━━━ Material for this exercise ━━━

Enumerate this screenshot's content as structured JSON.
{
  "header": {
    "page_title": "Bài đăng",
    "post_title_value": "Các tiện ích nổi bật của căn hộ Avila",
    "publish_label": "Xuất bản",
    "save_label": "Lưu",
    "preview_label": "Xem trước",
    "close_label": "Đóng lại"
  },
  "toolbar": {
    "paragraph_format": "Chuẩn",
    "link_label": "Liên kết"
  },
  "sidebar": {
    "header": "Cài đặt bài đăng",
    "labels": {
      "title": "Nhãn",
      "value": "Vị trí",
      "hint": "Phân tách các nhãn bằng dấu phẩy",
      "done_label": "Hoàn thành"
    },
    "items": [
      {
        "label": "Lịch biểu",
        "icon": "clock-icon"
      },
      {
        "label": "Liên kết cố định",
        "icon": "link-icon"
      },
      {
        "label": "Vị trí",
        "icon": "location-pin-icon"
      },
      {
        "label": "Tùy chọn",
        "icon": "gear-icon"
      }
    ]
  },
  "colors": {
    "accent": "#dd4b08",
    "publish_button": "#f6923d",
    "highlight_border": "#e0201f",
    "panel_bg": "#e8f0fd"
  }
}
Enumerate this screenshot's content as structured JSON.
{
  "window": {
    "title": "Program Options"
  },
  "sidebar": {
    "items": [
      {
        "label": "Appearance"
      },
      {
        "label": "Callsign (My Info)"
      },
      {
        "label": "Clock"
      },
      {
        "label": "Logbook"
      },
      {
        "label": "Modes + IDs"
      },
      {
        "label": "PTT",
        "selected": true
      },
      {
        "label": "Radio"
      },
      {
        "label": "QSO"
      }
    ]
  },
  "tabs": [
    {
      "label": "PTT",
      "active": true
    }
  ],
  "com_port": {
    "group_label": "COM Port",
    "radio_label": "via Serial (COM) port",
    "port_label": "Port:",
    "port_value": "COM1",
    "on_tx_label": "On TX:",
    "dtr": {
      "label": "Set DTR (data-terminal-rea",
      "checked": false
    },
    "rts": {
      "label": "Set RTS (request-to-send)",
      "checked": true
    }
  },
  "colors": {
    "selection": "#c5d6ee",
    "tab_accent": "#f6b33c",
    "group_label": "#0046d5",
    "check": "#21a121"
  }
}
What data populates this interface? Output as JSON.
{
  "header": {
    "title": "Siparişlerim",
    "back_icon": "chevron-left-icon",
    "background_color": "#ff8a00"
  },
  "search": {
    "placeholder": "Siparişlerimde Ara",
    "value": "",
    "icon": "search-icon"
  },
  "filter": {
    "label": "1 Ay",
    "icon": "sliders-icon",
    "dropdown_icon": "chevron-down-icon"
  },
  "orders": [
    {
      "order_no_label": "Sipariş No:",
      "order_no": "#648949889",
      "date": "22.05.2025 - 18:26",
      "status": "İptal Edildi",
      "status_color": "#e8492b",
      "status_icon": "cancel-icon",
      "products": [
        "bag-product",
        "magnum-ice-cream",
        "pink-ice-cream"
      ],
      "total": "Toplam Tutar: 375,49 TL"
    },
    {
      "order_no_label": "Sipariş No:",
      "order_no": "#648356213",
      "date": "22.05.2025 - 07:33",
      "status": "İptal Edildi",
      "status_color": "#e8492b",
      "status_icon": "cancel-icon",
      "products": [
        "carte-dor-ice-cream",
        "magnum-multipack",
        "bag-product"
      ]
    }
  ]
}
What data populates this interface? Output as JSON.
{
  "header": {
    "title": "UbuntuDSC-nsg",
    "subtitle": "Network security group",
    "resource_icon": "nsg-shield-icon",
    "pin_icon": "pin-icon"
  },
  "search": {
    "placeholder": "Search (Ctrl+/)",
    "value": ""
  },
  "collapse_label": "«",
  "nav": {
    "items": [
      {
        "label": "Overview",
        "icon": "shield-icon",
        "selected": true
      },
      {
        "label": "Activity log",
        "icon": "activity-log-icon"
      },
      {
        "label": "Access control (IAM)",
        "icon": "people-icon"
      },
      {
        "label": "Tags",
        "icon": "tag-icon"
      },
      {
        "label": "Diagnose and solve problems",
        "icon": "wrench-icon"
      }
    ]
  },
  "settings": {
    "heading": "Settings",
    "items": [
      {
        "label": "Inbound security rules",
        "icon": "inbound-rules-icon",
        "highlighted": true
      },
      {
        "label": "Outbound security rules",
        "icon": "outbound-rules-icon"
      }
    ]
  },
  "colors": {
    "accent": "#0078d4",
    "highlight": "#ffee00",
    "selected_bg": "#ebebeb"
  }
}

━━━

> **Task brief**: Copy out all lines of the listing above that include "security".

> **Task response**:
    "subtitle": "Network security group",
        "label": "Inbound security rules",
        "label": "Outbound security rules",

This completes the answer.